Directions =>
Word for word, reproduce all of the entries shown below.

Working data Start Marker

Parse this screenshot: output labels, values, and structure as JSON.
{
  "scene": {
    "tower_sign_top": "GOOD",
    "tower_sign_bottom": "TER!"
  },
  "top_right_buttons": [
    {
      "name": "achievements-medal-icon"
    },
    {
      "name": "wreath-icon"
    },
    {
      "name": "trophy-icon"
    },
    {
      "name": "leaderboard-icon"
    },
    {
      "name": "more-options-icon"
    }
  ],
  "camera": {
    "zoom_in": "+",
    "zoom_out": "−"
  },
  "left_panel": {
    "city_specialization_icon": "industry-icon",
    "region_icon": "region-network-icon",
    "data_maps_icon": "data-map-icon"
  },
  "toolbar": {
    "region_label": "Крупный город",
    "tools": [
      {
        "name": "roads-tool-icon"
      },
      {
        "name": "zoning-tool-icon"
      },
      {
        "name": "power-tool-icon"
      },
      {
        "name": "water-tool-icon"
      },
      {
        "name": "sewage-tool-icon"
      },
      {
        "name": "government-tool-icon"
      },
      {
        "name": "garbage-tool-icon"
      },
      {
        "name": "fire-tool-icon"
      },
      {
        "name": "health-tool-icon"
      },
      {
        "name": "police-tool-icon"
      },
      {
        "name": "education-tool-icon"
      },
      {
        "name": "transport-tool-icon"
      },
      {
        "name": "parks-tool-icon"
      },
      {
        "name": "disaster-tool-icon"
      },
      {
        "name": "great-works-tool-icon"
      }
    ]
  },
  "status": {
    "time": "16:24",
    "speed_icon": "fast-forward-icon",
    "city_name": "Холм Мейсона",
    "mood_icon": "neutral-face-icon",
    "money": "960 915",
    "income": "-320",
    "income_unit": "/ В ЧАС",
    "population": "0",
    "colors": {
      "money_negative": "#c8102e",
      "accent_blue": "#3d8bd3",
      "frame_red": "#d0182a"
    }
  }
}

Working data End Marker

Final answer =>
Parse this screenshot: output labels, values, and structure as JSON.
{
  "scene": {
    "tower_sign_top": "GOOD",
    "tower_sign_bottom": "TER!"
  },
  "top_right_buttons": [
    {
      "name": "achievements-medal-icon"
    },
    {
      "name": "wreath-icon"
    },
    {
      "name": "trophy-icon"
    },
    {
      "name": "leaderboard-icon"
    },
    {
      "name": "more-options-icon"
    }
  ],
  "camera": {
    "zoom_in": "+",
    "zoom_out": "−"
  },
  "left_panel": {
    "city_specialization_icon": "industry-icon",
    "region_icon": "region-network-icon",
    "data_maps_icon": "data-map-icon"
  },
  "toolbar": {
    "region_label": "Крупный город",
    "tools": [
      {
        "name": "roads-tool-icon"
      },
      {
        "name": "zoning-tool-icon"
      },
      {
        "name": "power-tool-icon"
      },
      {
        "name": "water-tool-icon"
      },
      {
        "name": "sewage-tool-icon"
      },
      {
        "name": "government-tool-icon"
      },
      {
        "name": "garbage-tool-icon"
      },
      {
        "name": "fire-tool-icon"
      },
      {
        "name": "health-tool-icon"
      },
      {
        "name": "police-tool-icon"
      },
      {
        "name": "education-tool-icon"
      },
      {
        "name": "transport-tool-icon"
      },
      {
        "name": "parks-tool-icon"
      },
      {
        "name": "disaster-tool-icon"
      },
      {
        "name": "great-works-tool-icon"
      }
    ]
  },
  "status": {
    "time": "16:24",
    "speed_icon": "fast-forward-icon",
    "city_name": "Холм Мейсона",
    "mood_icon": "neutral-face-icon",
    "money": "960 915",
    "income": "-320",
    "income_unit": "/ В ЧАС",
    "population": "0",
    "colors": {
      "money_negative": "#c8102e",
      "accent_blue": "#3d8bd3",
      "frame_red": "#d0182a"
    }
  }
}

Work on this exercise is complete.